Months after Stone left the Trump campaign, the team hired Manafort. According to some reports, Manafort came highly recommended by Stone, who at this point had known and worked with him on and off for four decades. Manafort was later fired by the campaign after questions surfaced about his ties to pro-Russian business interests in Ukraine.
July–October 2016: Stone tries to get his hands on information that would damage the Clinton campaign
One year after officially leaving the Trump team, Stone made several moves that eventually put him on the radar of Robert Mueller.
In the months just before the 2016 presidential election, WikiLeaks published thousands of emails hacked from the account of the Clinton campaign chairman John Podesta and from the servers of the Democratic National Committee. Stone, who had been trying to find damaging material on Clinton from multiple sources, had sent a series of tweets predicting such a release about the Clinton campaign. “Julian Assange will deliver a devastating expose on Hillary at a time of his choosing,” he wrote in one message. “I stand by my prediction.”
Both WikiLeaks and Stone denied that they had ever been in contact with each other, but Twitter messages obtained by The Atlantic show otherwise. Stone also told Sam Nunberg, another Trump-campaign associate, that he’d had dinner with Assange. He later claimed he had been joking.
August 2018: Manafort is convicted
After months of back-and-forth with Mueller’s team and a highly publicized trial, Manafort was convicted of eight felonies, including tax and bank-fraud charges, connected to his dealings with pro-Russian interests. While he initially agreed to a plea deal in exchange for his cooperation with the special counsel, Mueller withdrew Manafort’s plea deal in November, writing in court filings that Manafort had been “lying to the Federal Bureau of Investigation and the special counsel’s office on a variety of subject matters.”
January 2019: A grand jury indicts Stone on charges brought by the special counsel
A grand jury indicted Stone on charges brought by Mueller, who alleged that Stone coordinated with WikiLeaks to receive emails that could damage Clinton.

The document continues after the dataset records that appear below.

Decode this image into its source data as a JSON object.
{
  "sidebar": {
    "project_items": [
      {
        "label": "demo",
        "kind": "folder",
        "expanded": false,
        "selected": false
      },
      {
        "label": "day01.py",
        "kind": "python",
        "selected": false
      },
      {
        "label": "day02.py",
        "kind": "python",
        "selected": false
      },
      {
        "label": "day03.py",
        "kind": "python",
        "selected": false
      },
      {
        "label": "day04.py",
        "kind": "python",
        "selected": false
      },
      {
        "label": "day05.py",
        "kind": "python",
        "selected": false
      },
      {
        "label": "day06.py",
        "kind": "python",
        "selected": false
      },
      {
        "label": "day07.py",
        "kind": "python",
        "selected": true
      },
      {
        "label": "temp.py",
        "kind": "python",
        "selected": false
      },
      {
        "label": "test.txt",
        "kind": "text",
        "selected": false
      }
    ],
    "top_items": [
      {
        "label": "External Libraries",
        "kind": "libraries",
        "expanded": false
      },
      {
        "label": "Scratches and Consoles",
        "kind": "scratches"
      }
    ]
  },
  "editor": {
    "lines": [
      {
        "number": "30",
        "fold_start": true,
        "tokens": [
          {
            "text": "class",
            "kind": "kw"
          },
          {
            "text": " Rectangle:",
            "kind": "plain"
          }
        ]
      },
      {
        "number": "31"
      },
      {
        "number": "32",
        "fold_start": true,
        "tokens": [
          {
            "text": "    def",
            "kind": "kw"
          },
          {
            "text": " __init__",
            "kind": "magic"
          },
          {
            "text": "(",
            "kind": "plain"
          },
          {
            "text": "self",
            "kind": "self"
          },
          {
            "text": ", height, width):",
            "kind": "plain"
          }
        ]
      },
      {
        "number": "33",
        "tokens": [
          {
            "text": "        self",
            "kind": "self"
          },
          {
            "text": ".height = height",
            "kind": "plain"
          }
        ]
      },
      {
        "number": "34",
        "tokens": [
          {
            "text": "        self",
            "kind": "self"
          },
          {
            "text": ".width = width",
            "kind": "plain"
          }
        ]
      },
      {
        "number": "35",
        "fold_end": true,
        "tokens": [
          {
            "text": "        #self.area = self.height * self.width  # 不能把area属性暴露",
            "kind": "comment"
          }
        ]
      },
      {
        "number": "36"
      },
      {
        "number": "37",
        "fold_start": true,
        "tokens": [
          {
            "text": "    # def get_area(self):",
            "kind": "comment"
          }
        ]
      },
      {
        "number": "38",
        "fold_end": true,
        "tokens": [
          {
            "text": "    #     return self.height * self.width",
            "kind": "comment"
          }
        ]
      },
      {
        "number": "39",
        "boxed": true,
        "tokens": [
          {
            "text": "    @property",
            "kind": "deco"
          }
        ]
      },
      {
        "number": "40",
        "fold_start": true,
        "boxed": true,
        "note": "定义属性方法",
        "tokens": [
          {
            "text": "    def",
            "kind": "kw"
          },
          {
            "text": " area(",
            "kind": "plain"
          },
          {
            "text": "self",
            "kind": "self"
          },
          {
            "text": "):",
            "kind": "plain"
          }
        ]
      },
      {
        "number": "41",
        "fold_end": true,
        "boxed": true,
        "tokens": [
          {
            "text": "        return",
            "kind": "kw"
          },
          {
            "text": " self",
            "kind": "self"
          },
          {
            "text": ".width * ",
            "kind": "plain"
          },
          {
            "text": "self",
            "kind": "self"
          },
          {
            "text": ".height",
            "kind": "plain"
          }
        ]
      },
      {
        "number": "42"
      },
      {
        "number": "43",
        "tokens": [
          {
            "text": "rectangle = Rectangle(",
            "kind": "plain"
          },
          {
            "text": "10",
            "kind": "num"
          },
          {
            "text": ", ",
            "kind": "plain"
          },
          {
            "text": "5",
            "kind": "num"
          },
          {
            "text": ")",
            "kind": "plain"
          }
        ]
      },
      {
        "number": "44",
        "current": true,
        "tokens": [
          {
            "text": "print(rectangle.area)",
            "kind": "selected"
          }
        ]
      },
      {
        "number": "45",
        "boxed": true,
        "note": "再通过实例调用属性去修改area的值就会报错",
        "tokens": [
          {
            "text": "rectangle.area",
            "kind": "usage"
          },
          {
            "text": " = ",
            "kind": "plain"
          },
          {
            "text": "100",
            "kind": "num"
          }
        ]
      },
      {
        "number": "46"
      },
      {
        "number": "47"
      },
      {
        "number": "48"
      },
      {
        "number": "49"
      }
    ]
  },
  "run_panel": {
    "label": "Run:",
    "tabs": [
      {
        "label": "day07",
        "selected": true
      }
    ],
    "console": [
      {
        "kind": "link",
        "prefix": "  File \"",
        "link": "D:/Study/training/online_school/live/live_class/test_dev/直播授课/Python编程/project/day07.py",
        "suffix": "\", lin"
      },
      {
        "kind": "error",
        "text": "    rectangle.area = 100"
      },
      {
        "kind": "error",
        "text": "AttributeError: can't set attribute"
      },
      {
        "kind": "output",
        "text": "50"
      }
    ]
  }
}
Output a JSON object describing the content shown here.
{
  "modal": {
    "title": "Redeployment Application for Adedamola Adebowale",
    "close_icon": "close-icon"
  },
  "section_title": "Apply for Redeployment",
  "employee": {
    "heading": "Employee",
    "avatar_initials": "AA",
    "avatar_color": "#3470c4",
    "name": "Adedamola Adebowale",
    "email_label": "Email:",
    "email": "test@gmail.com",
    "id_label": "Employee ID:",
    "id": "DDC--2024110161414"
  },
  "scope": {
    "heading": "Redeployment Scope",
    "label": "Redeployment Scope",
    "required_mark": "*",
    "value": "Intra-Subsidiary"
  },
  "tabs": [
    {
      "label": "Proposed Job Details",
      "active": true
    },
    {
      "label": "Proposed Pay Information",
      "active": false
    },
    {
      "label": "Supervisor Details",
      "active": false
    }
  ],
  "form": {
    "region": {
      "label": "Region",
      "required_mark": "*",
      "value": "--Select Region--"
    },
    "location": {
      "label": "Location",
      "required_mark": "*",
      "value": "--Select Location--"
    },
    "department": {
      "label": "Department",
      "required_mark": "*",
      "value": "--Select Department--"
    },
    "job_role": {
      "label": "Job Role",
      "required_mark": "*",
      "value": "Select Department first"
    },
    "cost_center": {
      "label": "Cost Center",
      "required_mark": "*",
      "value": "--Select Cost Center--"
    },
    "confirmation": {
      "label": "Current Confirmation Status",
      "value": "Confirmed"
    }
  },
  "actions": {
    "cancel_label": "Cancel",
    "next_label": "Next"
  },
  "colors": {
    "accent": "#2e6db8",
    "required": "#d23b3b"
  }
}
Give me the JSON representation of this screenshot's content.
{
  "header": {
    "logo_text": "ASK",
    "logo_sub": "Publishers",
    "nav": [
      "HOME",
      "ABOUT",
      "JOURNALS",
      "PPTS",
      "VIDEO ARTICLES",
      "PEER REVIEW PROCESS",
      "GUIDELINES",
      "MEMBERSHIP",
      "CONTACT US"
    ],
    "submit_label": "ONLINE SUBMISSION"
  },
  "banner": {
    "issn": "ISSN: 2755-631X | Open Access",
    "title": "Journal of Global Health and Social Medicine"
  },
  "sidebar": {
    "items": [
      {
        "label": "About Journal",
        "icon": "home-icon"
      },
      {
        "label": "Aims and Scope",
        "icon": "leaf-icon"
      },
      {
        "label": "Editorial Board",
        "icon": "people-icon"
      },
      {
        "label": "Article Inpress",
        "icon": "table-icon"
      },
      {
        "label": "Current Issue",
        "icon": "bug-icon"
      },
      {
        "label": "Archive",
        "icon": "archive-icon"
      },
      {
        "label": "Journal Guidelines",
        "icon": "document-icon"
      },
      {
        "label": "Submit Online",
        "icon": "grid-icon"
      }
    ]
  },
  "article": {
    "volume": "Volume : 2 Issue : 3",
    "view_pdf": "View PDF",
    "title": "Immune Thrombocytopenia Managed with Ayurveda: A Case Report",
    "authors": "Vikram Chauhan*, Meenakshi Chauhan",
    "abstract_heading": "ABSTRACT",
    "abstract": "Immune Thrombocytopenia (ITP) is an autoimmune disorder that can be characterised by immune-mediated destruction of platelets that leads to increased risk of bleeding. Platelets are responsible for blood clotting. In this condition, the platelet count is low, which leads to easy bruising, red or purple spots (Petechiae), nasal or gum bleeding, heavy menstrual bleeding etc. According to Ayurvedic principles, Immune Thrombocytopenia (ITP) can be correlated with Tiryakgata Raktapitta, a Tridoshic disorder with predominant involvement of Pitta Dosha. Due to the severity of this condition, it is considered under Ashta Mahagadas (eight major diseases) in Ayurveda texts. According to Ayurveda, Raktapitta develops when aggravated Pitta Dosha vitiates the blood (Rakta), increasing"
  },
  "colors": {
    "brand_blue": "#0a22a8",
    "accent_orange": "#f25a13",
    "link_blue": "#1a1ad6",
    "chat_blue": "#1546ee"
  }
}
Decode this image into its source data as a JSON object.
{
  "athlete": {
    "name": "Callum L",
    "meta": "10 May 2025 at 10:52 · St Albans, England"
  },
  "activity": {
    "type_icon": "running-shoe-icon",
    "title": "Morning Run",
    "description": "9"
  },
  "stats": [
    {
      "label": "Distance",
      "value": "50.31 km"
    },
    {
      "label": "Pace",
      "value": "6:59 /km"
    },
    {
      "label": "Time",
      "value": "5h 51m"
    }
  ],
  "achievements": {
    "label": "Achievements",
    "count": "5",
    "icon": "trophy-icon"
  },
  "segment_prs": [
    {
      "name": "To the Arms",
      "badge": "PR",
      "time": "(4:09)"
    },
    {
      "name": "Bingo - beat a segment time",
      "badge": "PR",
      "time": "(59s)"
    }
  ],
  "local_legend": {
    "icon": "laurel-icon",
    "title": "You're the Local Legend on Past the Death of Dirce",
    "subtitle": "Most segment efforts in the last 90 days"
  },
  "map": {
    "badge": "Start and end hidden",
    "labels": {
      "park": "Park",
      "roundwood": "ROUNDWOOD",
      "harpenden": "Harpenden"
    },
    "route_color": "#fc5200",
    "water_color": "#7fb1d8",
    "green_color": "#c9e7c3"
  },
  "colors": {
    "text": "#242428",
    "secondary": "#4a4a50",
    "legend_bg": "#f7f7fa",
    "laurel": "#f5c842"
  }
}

He was charged on seven counts, including witness tampering, making false statements, and obstruction of an official proceeding. The FBI arrested him before dawn on January 25 at his home in Fort Lauderdale, Florida, and he was released on a $250,000 bond later in the morning.
Stone’s lawyer told The New York Times that the charges were “ridiculous” and that “this is all about a minor charge about lying to Congress about something that was apparently found later.”
November 2019: Stone is convicted
Stone was found guilty on all seven counts brought by the government. He will be allowed to remain free until his sentencing, on February 5; he faces up to 50 years in prison, though as a first-time offender, he’ll almost certainly receive a lighter punishment.
According to The Washington Post, Stone, who declined to testify in his trial, “sighed and frowned as he left the courtroom, offering a half-smile to reporters who had covered the proceedings while his wife hugged crying supporters.”
Saahil Desai contributed to this article.